“Who am I to say I know more than Draymond Green about basketball?” Myers asked. “It probably is the other way around. If you want somebody whose opinion holds some weight ... he watches college. He comes to the workouts. So maybe he should make the pick.”

Myers wasn’t entirely serious about that, but he’s also not dismissing the possibility.

“When he speaks,” Myers said, “we give him the gravity that his comments deserve.”

Few if any players in the NBA can dissect and analyze the game as effectively as Green, the reigning Defensive Player of the Year and a noted video student. It’s also conceivable that no one knows better than Green what the Warriors need to become a better team next season.

“Draymond’s been here the last three days,” Harris said. “He was in a meeting with us in our draft room for a couple hours yesterday. He would tell you he was bored. But that’s OK. We’re glad he’s here and he really does care and wants to know.”

None of the players at the team facility Tuesday is a lock to be drafted. Guard Svi Mykhailluk (Kansas), and forwards Gary Clark (Cincinnati) and Bonzie Colson (Notre Dame) project as possible second-round picks.

The Warriors own the 28th overall pick but are considering buying a second-rounder for the third consecutive season. They took Pat McCaw (No. 38 overall) in 2016 and Jordan Bell (38th) last season. Green was chosen in the second round (35th) in 2012 and has become a core member of a three-time championship team.

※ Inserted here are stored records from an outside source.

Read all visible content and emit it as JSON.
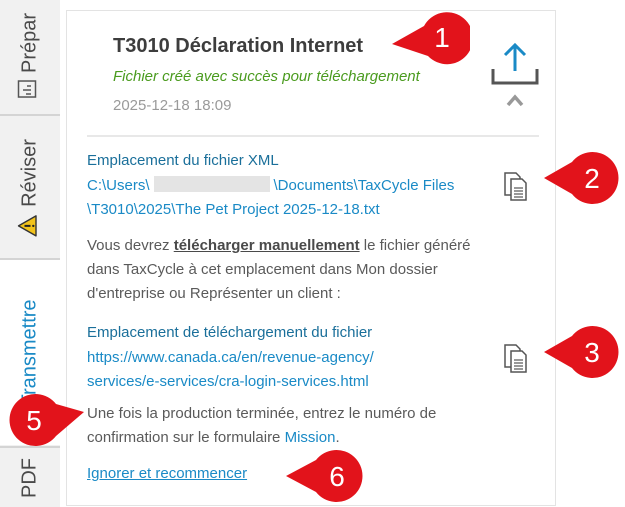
{
  "tabs": {
    "prep": "Prépar",
    "review": "Réviser",
    "transmit": "Transmettre",
    "pdf": "PDF"
  },
  "header": {
    "title": "T3010 Déclaration Internet",
    "subtitle": "Fichier créé avec succès pour téléchargement",
    "timestamp": "2025-12-18 18:09"
  },
  "xml": {
    "label": "Emplacement du fichier XML",
    "path_prefix": "C:\\Users\\",
    "path_suffix": "\\Documents\\TaxCycle Files",
    "path_line2": "\\T3010\\2025\\The Pet Project 2025-12-18.txt"
  },
  "instructions": {
    "text_before": "Vous devrez ",
    "emphasis": "télécharger manuellement",
    "text_after": " le fichier généré dans TaxCycle à cet emplacement dans  Mon dossier d'entreprise ou Représenter un client :"
  },
  "upload_location": {
    "label": "Emplacement de téléchargement du fichier",
    "url_line1": "https://www.canada.ca/en/revenue-agency/",
    "url_line2": "services/e-services/cra-login-services.html"
  },
  "completion": {
    "text": "Une fois la production terminée, entrez le numéro de confirmation sur le formulaire ",
    "link": "Mission",
    "end": "."
  },
  "reset_link": "Ignorer et recommencer",
  "callouts": [
    "1",
    "2",
    "3",
    "5",
    "6"
  ],
  "colors": {
    "accent": "#1a8ac6",
    "success": "#4a9b1e",
    "callout_red": "#e2131b"
  }
}
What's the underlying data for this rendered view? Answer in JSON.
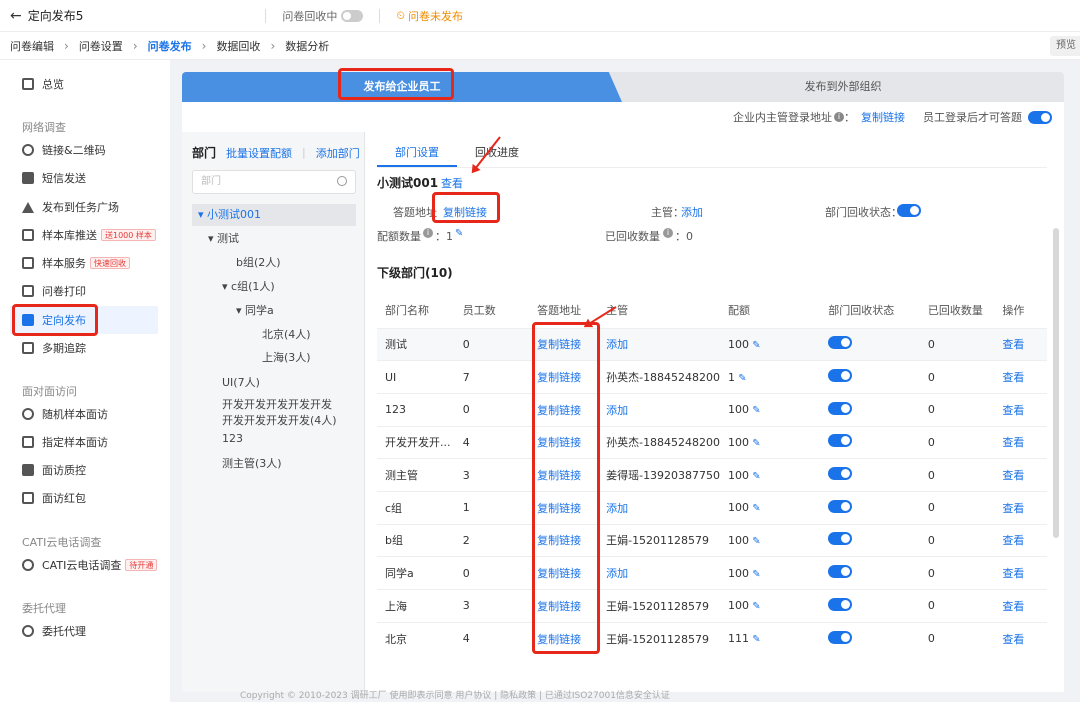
{
  "header": {
    "back_icon": "arrow-left-icon",
    "title": "定向发布5",
    "recv_label": "问卷回收中",
    "unpub_label": "问卷未发布"
  },
  "steps": [
    "问卷编辑",
    "问卷设置",
    "问卷发布",
    "数据回收",
    "数据分析"
  ],
  "preview": "预览",
  "sidebar": {
    "overview": "总览",
    "sec1": "网络调查",
    "items1": [
      "链接&二维码",
      "短信发送",
      "发布到任务广场",
      "样本库推送",
      "样本服务",
      "问卷打印",
      "定向发布",
      "多期追踪"
    ],
    "badge_push": "送1000 样本",
    "badge_service": "快速回收",
    "sec2": "面对面访问",
    "items2": [
      "随机样本面访",
      "指定样本面访",
      "面访质控",
      "面访红包"
    ],
    "sec3": "CATI云电话调查",
    "items3": [
      "CATI云电话调查"
    ],
    "badge_cati": "待开通",
    "sec4": "委托代理",
    "items4": [
      "委托代理"
    ]
  },
  "tabs": {
    "internal": "发布给企业员工",
    "external": "发布到外部组织"
  },
  "infobar": {
    "login_label": "企业内主管登录地址",
    "colon": "：",
    "copy": "复制链接",
    "after_login": "员工登录后才可答题"
  },
  "dept": {
    "title": "部门",
    "batch": "批量设置配额",
    "add": "添加部门",
    "placeholder": "部门",
    "tree": [
      "小测试001",
      "测试",
      "b组(2人)",
      "c组(1人)",
      "同学a",
      "北京(4人)",
      "上海(3人)",
      "UI(7人)",
      "开发开发开发开发开发",
      "开发开发开发开发(4人)",
      "123",
      "测主管(3人)"
    ]
  },
  "panel": {
    "tab_set": "部门设置",
    "tab_prog": "回收进度",
    "name": "小测试001",
    "view": "查看",
    "addr_label": "答题地址",
    "copy": "复制链接",
    "mgr_label": "主管：",
    "mgr_add": "添加",
    "state_label": "部门回收状态：",
    "quota_label": "配额数量",
    "quota_colon": "：1",
    "recv_label": "已回收数量",
    "recv_colon": "：0",
    "sub_title": "下级部门(10)",
    "cols": [
      "部门名称",
      "员工数",
      "答题地址",
      "主管",
      "配额",
      "部门回收状态",
      "已回收数量",
      "操作"
    ],
    "rows": [
      [
        "测试",
        "0",
        "复制链接",
        "添加",
        "100",
        "0",
        "查看"
      ],
      [
        "UI",
        "7",
        "复制链接",
        "孙英杰-18845248200",
        "1",
        "0",
        "查看"
      ],
      [
        "123",
        "0",
        "复制链接",
        "添加",
        "100",
        "0",
        "查看"
      ],
      [
        "开发开发开...",
        "4",
        "复制链接",
        "孙英杰-18845248200",
        "100",
        "0",
        "查看"
      ],
      [
        "测主管",
        "3",
        "复制链接",
        "姜得瑶-13920387750",
        "100",
        "0",
        "查看"
      ],
      [
        "c组",
        "1",
        "复制链接",
        "添加",
        "100",
        "0",
        "查看"
      ],
      [
        "b组",
        "2",
        "复制链接",
        "王娟-15201128579",
        "100",
        "0",
        "查看"
      ],
      [
        "同学a",
        "0",
        "复制链接",
        "添加",
        "100",
        "0",
        "查看"
      ],
      [
        "上海",
        "3",
        "复制链接",
        "王娟-15201128579",
        "100",
        "0",
        "查看"
      ],
      [
        "北京",
        "4",
        "复制链接",
        "王娟-15201128579",
        "111",
        "0",
        "查看"
      ]
    ]
  },
  "footer": "Copyright © 2010-2023 调研工厂 使用即表示同意 用户协议 | 隐私政策 | 已通过ISO27001信息安全认证",
  "colors": {
    "accent": "#1a73e8",
    "highlight": "#e8271b"
  }
}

“To have a guy like him, who is a three-time champion, care about who we’re taking at 28 shows great leadership,” Myers said. “I’m sure the players look over there and say, ‘That’s Draymond Green.’ He was a 35th pick. It’s motivation for those guys.”